= REQUIRED ACTION =
The answer should be a single number: how many lines in the material contain "content".

= SUPPLIED DATA =
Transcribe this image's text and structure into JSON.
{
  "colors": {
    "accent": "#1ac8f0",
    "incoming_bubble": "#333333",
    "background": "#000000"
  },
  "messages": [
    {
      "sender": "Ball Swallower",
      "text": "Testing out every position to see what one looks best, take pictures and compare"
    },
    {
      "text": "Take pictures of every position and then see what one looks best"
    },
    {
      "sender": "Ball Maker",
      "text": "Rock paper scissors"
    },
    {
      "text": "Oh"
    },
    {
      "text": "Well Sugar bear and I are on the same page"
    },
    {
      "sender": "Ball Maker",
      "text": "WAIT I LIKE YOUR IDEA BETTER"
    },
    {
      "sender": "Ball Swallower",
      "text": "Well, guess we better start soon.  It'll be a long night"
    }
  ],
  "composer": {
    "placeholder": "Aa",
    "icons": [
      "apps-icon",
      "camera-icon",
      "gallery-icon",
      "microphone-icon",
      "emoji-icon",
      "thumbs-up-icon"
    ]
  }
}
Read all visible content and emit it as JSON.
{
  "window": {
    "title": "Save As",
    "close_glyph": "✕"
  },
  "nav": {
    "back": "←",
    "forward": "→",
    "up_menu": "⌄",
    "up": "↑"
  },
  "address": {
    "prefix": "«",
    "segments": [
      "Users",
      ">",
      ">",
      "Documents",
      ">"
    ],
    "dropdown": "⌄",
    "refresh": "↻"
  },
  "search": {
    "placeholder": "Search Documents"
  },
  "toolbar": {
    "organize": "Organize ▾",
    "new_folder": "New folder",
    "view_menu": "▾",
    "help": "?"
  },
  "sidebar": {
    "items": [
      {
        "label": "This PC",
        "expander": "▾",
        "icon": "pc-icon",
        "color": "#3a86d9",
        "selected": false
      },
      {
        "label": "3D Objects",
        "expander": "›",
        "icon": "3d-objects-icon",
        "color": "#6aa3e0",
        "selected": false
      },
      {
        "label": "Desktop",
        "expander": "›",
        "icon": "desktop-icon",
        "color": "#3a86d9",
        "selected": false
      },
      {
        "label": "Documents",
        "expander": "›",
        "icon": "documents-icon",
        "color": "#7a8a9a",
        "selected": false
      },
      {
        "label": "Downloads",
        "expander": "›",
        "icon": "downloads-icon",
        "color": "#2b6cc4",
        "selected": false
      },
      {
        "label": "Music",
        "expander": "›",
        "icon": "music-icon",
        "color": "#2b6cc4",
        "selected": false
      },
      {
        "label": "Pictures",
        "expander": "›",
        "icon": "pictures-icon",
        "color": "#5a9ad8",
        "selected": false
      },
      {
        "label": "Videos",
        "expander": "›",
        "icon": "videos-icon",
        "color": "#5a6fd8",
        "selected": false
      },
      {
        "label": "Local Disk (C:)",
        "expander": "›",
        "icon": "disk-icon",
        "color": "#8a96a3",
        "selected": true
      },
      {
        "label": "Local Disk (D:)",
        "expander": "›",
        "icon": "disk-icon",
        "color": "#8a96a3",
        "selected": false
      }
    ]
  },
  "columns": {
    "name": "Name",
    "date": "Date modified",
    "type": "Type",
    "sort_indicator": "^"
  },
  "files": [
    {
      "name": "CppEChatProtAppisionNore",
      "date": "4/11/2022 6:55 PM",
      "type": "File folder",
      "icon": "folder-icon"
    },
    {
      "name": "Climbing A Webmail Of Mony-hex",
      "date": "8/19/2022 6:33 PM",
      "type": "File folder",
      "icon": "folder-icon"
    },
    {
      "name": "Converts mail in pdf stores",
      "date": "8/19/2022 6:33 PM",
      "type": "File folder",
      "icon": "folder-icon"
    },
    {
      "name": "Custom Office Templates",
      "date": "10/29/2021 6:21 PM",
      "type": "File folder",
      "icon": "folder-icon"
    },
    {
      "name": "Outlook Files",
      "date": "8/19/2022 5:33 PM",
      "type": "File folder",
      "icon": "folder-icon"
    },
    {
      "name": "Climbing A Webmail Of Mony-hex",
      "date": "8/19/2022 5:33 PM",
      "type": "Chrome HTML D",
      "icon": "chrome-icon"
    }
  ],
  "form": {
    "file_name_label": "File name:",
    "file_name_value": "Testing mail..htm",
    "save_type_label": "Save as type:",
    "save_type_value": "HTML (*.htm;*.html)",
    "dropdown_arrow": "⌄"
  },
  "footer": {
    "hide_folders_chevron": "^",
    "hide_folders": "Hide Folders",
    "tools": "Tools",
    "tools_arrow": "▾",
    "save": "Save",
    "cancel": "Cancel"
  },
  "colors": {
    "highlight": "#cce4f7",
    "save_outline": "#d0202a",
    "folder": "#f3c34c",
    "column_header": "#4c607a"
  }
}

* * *

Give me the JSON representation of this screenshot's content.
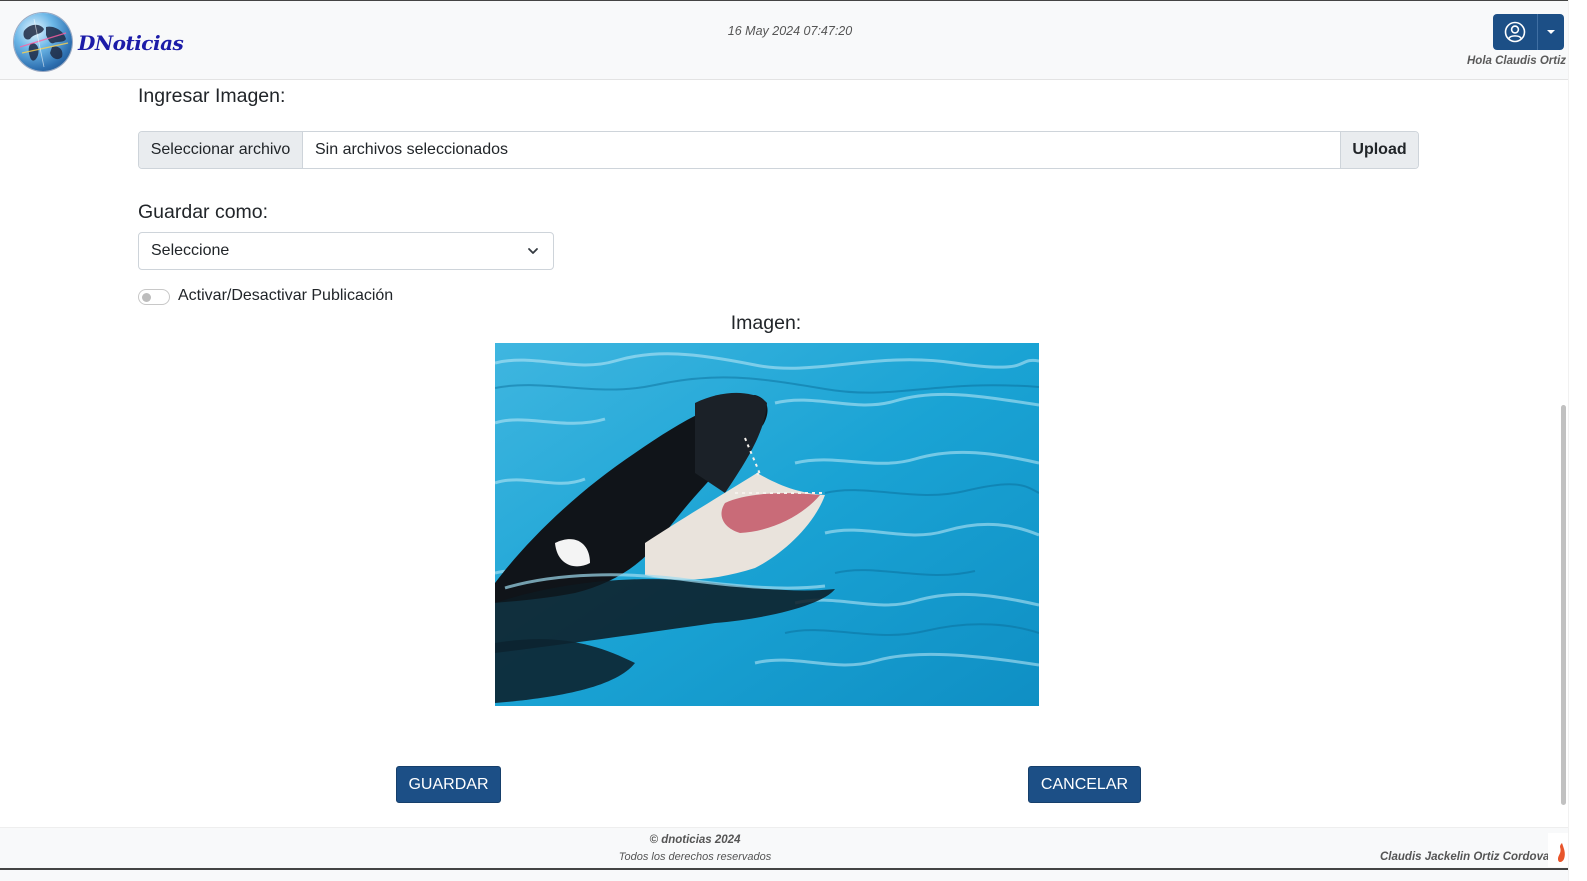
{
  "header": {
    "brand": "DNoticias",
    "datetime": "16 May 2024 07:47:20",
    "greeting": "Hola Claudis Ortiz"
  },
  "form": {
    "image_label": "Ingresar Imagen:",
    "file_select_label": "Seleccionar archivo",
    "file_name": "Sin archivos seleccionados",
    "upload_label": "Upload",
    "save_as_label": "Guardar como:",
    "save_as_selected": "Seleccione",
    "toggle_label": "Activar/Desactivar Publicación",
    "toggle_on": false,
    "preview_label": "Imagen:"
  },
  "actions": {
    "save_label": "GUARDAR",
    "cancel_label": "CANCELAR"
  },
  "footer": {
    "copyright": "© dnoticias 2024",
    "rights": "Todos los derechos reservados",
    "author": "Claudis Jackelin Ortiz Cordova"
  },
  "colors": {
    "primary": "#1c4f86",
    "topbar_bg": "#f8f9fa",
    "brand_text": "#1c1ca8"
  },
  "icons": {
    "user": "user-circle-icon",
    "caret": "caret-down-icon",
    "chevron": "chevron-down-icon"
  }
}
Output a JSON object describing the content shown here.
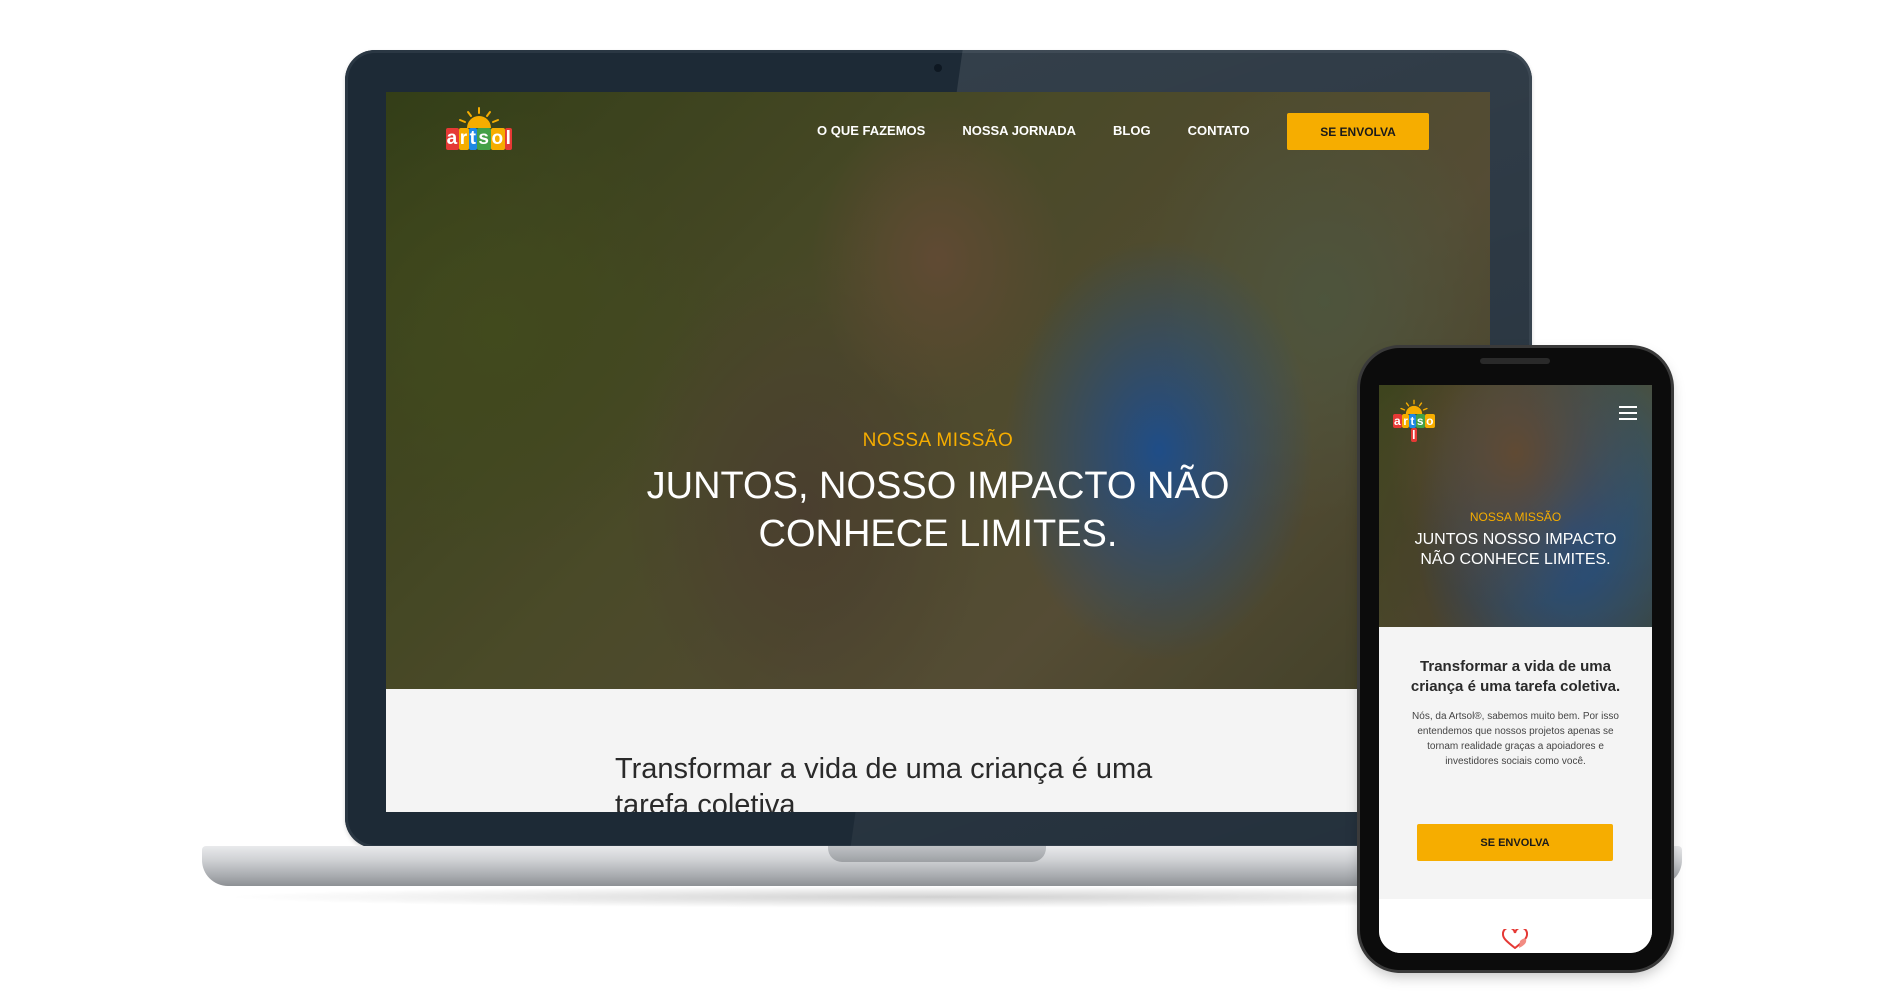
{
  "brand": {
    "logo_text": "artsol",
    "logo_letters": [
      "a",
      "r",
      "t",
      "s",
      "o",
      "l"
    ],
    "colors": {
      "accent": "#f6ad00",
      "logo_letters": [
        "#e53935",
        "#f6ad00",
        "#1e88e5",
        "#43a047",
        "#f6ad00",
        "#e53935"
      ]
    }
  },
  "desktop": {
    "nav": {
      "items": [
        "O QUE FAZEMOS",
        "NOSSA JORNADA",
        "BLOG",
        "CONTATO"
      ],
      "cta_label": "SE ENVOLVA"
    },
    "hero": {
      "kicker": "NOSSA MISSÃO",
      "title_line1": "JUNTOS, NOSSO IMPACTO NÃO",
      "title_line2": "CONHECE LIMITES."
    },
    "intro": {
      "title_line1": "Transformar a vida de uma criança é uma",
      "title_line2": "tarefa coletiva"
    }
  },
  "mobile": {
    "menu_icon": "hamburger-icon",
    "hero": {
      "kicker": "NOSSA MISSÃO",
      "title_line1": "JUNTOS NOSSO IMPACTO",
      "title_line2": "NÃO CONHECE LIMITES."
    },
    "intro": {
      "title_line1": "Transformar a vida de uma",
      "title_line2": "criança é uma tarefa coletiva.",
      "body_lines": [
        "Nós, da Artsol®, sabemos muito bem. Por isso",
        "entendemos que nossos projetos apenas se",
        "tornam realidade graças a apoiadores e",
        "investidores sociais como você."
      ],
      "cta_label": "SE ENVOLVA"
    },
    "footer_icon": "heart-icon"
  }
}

= TASK ANSWER =
3